* **Exercise**
The records below are to be reproduced exactly, with the pictures left out.

* **Available records**
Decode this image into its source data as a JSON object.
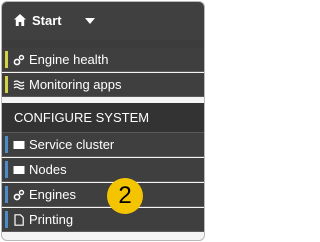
{
  "header": {
    "title": "Start",
    "home_icon": "home-icon",
    "menu_icon": "chevron-down-icon"
  },
  "nav": {
    "items_top": [
      {
        "label": "Engine health",
        "icon": "gears-icon",
        "accent": "#d6d243"
      },
      {
        "label": "Monitoring apps",
        "icon": "waves-icon",
        "accent": "#d6d243"
      }
    ],
    "section_title": "CONFIGURE SYSTEM",
    "items_configure": [
      {
        "label": "Service cluster",
        "icon": "block-icon",
        "accent": "#4d8cc9"
      },
      {
        "label": "Nodes",
        "icon": "block-icon",
        "accent": "#4d8cc9"
      },
      {
        "label": "Engines",
        "icon": "gears-icon",
        "accent": "#4d8cc9"
      },
      {
        "label": "Printing",
        "icon": "document-icon",
        "accent": "#4d8cc9"
      }
    ]
  },
  "badge": {
    "text": "2",
    "color": "#f4c400"
  }
}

* **Result for this task**
Decode this image into its source data as a JSON object.
{
  "header": {
    "title": "Start",
    "home_icon": "home-icon",
    "menu_icon": "chevron-down-icon"
  },
  "nav": {
    "items_top": [
      {
        "label": "Engine health",
        "icon": "gears-icon",
        "accent": "#d6d243"
      },
      {
        "label": "Monitoring apps",
        "icon": "waves-icon",
        "accent": "#d6d243"
      }
    ],
    "section_title": "CONFIGURE SYSTEM",
    "items_configure": [
      {
        "label": "Service cluster",
        "icon": "block-icon",
        "accent": "#4d8cc9"
      },
      {
        "label": "Nodes",
        "icon": "block-icon",
        "accent": "#4d8cc9"
      },
      {
        "label": "Engines",
        "icon": "gears-icon",
        "accent": "#4d8cc9"
      },
      {
        "label": "Printing",
        "icon": "document-icon",
        "accent": "#4d8cc9"
      }
    ]
  },
  "badge": {
    "text": "2",
    "color": "#f4c400"
  }
}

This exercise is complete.